We should always condemn racism and violence in all its forms, but we should never stop searching for the underlying causes and work to address those issues.  A rigged economy, that favors the wealthy while leaving working and poor people behind, is a contributing factor to the kind racism and violence we’re seeing in Charlottesville (and around the word).

The very fabric of American democracy is fraying.  It is time to fix it, with real, concrete economic reforms that improve the lives of all Americans, black, brown and white.

An Appeal to God to Help End Racism in America

By Ian Wachstein

diversitytree_edited-1As America continues to struggle with our terrible problem of racist behaviors, I am inclined to write a letter to GOD asking for His or Her help. Frankly, while I am not an atheist, I am a doubter of the existence of GOD. But given that GOD might exist, I believe it would be worth the time and effort to ask for GOD’S help on this issue. To that end, this would be my letter to GOD.

Dear GOD,

Needless to say, I know you are aware of America’s history as it relates to racial bigotry. Throughout our American history that began in 1492, people of color have experienced a legally accepted racial bigotry which began in the 16th century. First came slavery that lasted for about three centuries. Next came segregation that continued for another century. Finally, in the 1960s, racism as a legally accepted practice, was ended, but racism, as a practical matter, continued to be practiced in many different areas in our country, and to this day, despite the progress America has made in dealing with racism, the fact remains that a significant number of Americans of Caucasian background still believe that people with dark skin are less qualified as humans than those of the Caucasian or white race, and these same people believe that America should still, as in the past, be controlled by the Caucasian or white race.

Now GOD, if you do exist, the belief held by those who believe in you is that you have created all of us humans. And given that science shows we humans are pretty much 99% the same in our physical being with skin color being literally the only difference, we need your help in bringing all of us humans around to accept this reality and to finally rid ourselves of this passion of racism that has done so much to tear our American nation apart.

So here is my suggestion. I call upon you to speak to all of your dedicated American religious leaders, your priests, your ministers and pastors, your rabbis, Muslim clerics, and other religious leaders of every persuasion to come together as a unified group to demand, while standing next to each other in a public setting, that each and every member of their individual religious groups cease their godless ways and begin immediately to work for a better America that accepts the equality of each and every human no matter their race, religion or ethnicity. I call upon you to lead your flocks on a path that will accept and recognize what our terrible racist history has done to our African American communities throughout our country; what we need to do to repair this fissure within our nation, and the real time that it will take before this problem is fully fixed.

I thank you GOD for taking the time to read my letter and I hope that you will, by your actions, give me a reason to finally accept your existence.

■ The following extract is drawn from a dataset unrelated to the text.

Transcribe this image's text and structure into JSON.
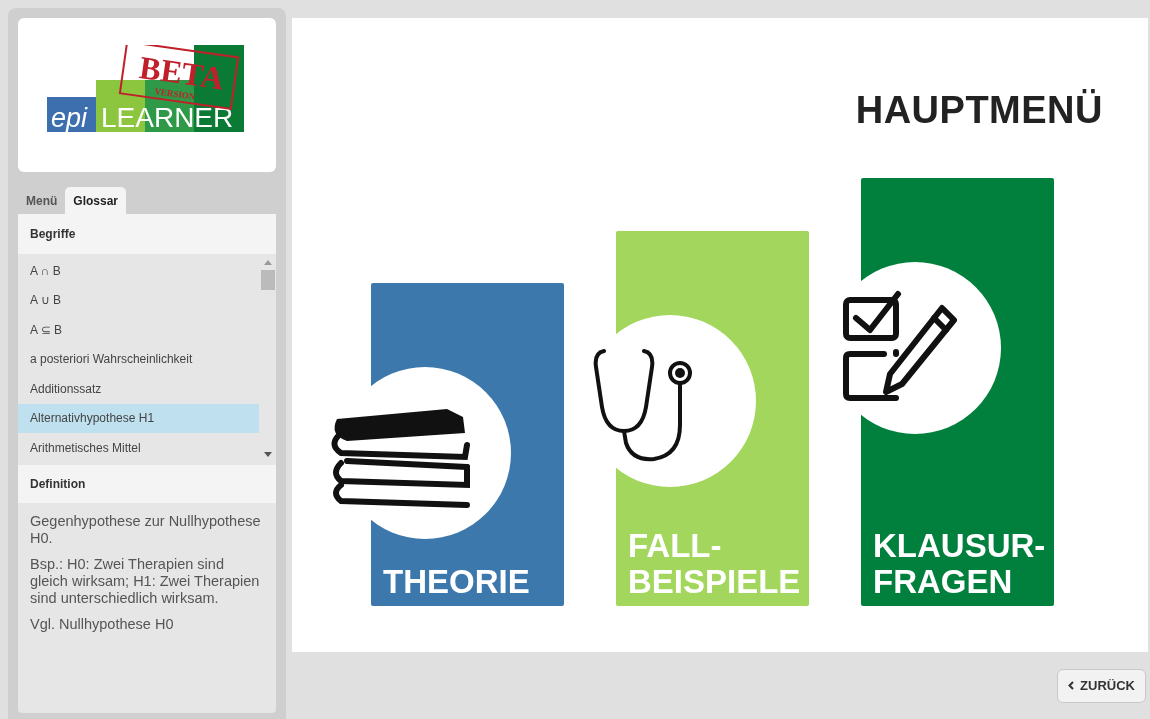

Donald Trump Should “Go Back” to Whatever Race-Baiting Planet He Came From

Telling the journalist Jorge Ramos at a press conference on Tuesday evening to “go back to Univision” was a thinly veiled racist comment, and not Trump’s first by any means.

Whether Democrat, Republican, Independent or Other, we should not condone or ignore racist comments.

Even, as Democrats, taking delight in the stupidity of such comments by the opposing party is questionable.

Trump is an embarrassment, not just to the Republican Party, but to all thinking Americans (which apparently does not include much of the mainstream media).

For his part, Trump should “Go Back” to whatever foreign planet he came from, the sooner the better.